--- Material for the task Enclosed Below ---

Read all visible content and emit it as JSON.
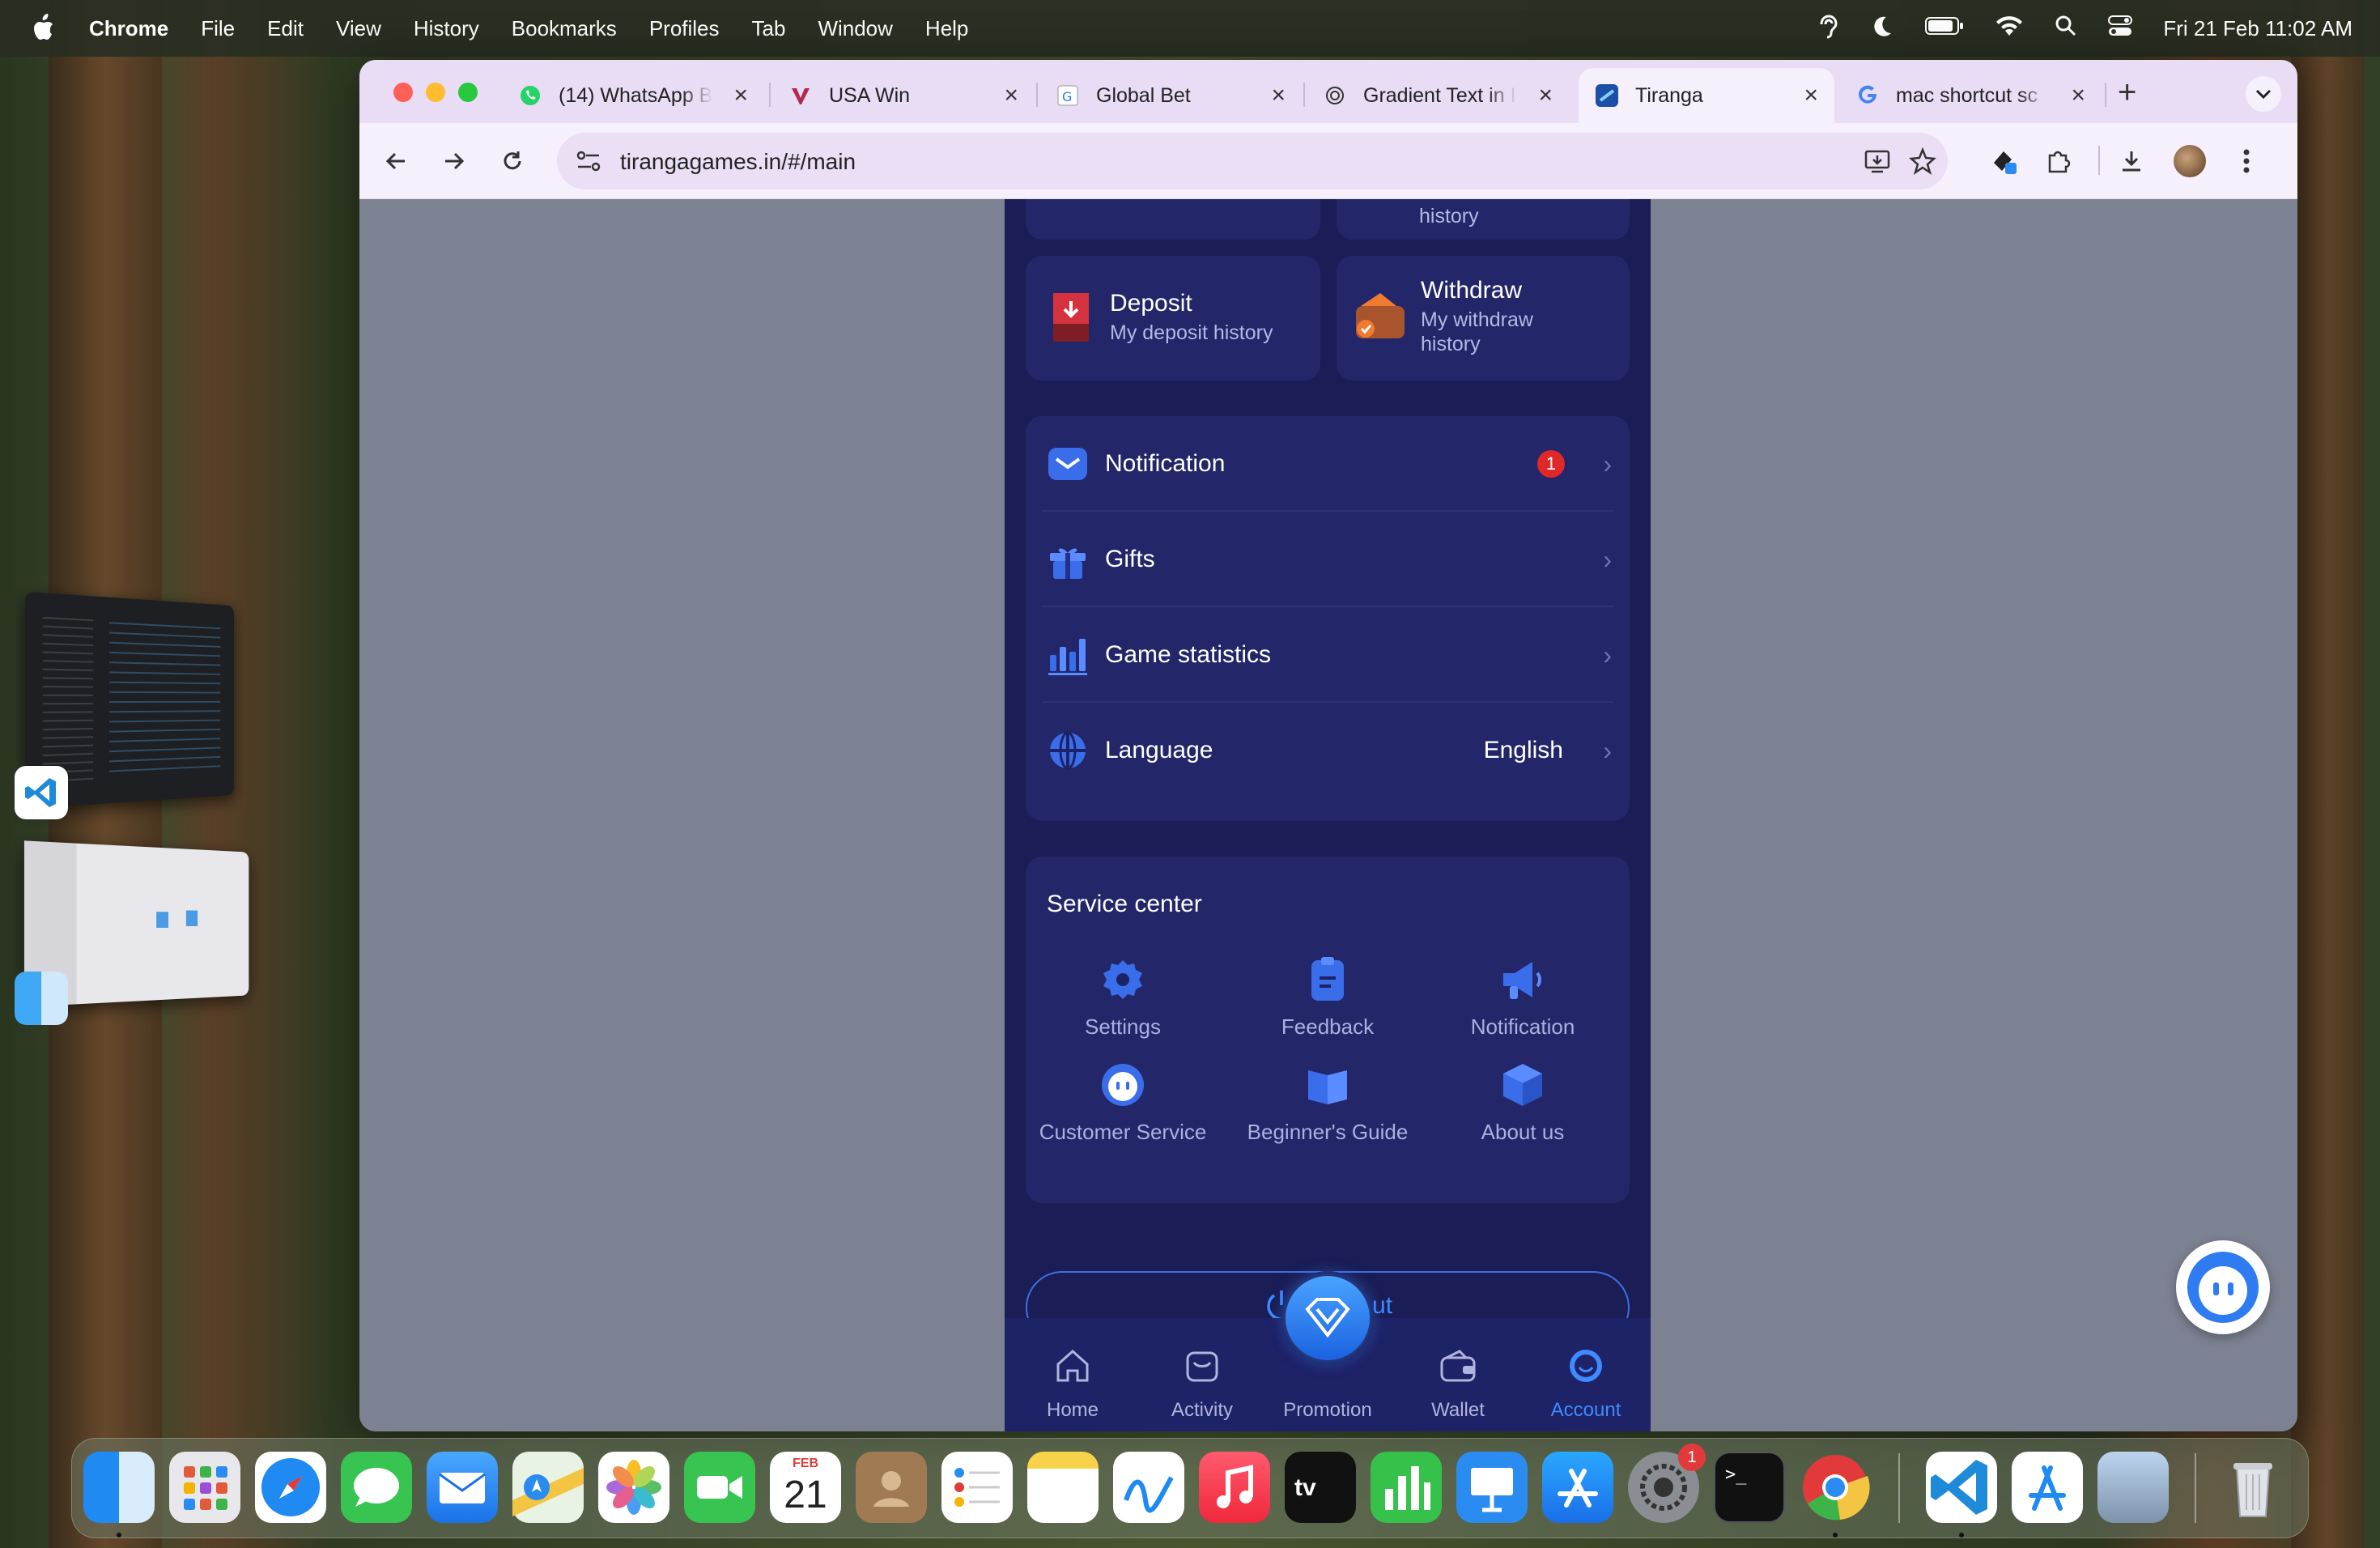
{
  "menubar": {
    "app": "Chrome",
    "items": [
      "File",
      "Edit",
      "View",
      "History",
      "Bookmarks",
      "Profiles",
      "Tab",
      "Window",
      "Help"
    ],
    "clock": "Fri 21 Feb  11:02 AM"
  },
  "tabs": [
    {
      "title": "(14) WhatsApp B",
      "icon": "whatsapp-icon"
    },
    {
      "title": "USA Win",
      "icon": "usawin-icon"
    },
    {
      "title": "Global Bet",
      "icon": "globalbet-icon"
    },
    {
      "title": "Gradient Text in I",
      "icon": "openai-icon"
    },
    {
      "title": "Tiranga",
      "icon": "tiranga-icon",
      "active": true
    },
    {
      "title": "mac shortcut sc",
      "icon": "google-icon"
    }
  ],
  "toolbar": {
    "url": "tirangagames.in/#/main"
  },
  "app": {
    "top_cut_subtitle": "history",
    "deposit": {
      "title": "Deposit",
      "subtitle": "My deposit history"
    },
    "withdraw": {
      "title": "Withdraw",
      "subtitle": "My withdraw history"
    },
    "settings_list": [
      {
        "label": "Notification",
        "badge": "1"
      },
      {
        "label": "Gifts"
      },
      {
        "label": "Game statistics"
      },
      {
        "label": "Language",
        "value": "English"
      }
    ],
    "service_center": {
      "title": "Service center",
      "items": [
        "Settings",
        "Feedback",
        "Notification",
        "Customer Service",
        "Beginner's Guide",
        "About us"
      ]
    },
    "logout_label": "Log out",
    "nav": [
      "Home",
      "Activity",
      "Promotion",
      "Wallet",
      "Account"
    ],
    "active_nav": "Account"
  },
  "dock": {
    "calendar_month": "FEB",
    "calendar_day": "21",
    "settings_badge": "1"
  },
  "colors": {
    "accent": "#3d8bff",
    "app_bg": "#1a1d56",
    "card_bg": "#23276a",
    "badge": "#e02828"
  }
}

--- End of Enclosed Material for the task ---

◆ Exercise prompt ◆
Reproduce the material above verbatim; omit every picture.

◆ Exercise solution ◆
Read all visible content and emit it as JSON.
{
  "menubar": {
    "app": "Chrome",
    "items": [
      "File",
      "Edit",
      "View",
      "History",
      "Bookmarks",
      "Profiles",
      "Tab",
      "Window",
      "Help"
    ],
    "clock": "Fri 21 Feb  11:02 AM"
  },
  "tabs": [
    {
      "title": "(14) WhatsApp B",
      "icon": "whatsapp-icon"
    },
    {
      "title": "USA Win",
      "icon": "usawin-icon"
    },
    {
      "title": "Global Bet",
      "icon": "globalbet-icon"
    },
    {
      "title": "Gradient Text in I",
      "icon": "openai-icon"
    },
    {
      "title": "Tiranga",
      "icon": "tiranga-icon",
      "active": true
    },
    {
      "title": "mac shortcut sc",
      "icon": "google-icon"
    }
  ],
  "toolbar": {
    "url": "tirangagames.in/#/main"
  },
  "app": {
    "top_cut_subtitle": "history",
    "deposit": {
      "title": "Deposit",
      "subtitle": "My deposit history"
    },
    "withdraw": {
      "title": "Withdraw",
      "subtitle": "My withdraw history"
    },
    "settings_list": [
      {
        "label": "Notification",
        "badge": "1"
      },
      {
        "label": "Gifts"
      },
      {
        "label": "Game statistics"
      },
      {
        "label": "Language",
        "value": "English"
      }
    ],
    "service_center": {
      "title": "Service center",
      "items": [
        "Settings",
        "Feedback",
        "Notification",
        "Customer Service",
        "Beginner's Guide",
        "About us"
      ]
    },
    "logout_label": "Log out",
    "nav": [
      "Home",
      "Activity",
      "Promotion",
      "Wallet",
      "Account"
    ],
    "active_nav": "Account"
  },
  "dock": {
    "calendar_month": "FEB",
    "calendar_day": "21",
    "settings_badge": "1"
  },
  "colors": {
    "accent": "#3d8bff",
    "app_bg": "#1a1d56",
    "card_bg": "#23276a",
    "badge": "#e02828"
  }
}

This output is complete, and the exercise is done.